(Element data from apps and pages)
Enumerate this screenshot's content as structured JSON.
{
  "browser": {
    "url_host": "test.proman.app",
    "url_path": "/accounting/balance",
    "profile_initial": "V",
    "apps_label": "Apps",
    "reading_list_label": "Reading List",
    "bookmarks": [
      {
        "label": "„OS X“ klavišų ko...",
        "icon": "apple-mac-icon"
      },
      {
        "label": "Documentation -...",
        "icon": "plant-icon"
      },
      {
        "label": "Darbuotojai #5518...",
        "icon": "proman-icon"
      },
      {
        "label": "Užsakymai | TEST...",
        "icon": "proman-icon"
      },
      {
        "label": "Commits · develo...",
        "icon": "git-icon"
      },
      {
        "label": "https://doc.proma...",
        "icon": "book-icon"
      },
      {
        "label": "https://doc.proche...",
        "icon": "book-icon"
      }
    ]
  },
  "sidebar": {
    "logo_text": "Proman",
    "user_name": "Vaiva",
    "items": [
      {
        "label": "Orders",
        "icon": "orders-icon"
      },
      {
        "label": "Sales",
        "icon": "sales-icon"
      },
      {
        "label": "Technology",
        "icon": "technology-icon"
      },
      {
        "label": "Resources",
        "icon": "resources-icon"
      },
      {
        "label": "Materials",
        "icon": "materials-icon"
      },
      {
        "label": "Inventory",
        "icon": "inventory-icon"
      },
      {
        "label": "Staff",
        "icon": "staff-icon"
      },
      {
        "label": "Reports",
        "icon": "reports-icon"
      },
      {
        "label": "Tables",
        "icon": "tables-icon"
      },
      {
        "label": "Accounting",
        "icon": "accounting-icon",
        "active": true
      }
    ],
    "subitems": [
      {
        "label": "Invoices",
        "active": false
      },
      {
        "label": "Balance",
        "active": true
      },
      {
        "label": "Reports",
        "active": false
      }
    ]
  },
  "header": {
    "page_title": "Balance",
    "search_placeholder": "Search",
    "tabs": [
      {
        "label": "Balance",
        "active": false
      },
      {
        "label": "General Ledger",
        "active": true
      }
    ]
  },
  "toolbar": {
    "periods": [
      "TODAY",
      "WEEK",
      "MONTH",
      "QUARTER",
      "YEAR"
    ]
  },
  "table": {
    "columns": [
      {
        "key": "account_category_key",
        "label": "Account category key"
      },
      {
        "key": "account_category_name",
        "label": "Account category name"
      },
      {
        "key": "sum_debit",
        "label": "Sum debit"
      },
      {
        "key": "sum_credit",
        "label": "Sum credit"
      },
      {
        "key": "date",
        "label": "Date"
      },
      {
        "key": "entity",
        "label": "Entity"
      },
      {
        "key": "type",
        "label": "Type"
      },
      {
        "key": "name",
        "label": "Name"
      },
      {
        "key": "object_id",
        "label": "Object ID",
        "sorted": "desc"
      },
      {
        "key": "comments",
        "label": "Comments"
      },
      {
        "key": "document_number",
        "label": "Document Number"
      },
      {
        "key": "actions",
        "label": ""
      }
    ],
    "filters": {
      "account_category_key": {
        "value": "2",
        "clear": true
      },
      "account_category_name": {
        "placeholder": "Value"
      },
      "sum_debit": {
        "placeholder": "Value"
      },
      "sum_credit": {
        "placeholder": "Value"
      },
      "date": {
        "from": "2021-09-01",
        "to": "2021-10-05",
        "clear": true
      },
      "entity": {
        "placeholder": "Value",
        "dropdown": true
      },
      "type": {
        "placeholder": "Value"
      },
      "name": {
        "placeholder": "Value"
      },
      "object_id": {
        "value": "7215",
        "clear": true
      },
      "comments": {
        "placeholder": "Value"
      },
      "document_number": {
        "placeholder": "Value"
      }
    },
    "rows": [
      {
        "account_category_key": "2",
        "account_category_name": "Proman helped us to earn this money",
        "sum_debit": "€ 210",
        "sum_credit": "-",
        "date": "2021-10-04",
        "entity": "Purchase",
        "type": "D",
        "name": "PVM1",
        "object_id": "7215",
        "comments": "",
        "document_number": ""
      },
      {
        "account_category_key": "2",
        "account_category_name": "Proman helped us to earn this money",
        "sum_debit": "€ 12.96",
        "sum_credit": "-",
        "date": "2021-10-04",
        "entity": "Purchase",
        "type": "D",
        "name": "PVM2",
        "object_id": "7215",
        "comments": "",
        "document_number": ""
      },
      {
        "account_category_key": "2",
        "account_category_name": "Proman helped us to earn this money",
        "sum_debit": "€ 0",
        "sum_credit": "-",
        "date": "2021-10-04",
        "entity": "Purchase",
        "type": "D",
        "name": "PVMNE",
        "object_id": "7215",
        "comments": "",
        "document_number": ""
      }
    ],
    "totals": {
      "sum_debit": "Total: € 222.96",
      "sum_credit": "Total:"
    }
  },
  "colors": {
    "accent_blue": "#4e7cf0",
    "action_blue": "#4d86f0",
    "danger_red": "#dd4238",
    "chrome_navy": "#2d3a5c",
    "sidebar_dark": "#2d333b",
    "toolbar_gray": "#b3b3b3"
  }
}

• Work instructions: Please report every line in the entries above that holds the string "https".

• Written reply:
        "label": "https://doc.proma...",
        "label": "https://doc.proche...",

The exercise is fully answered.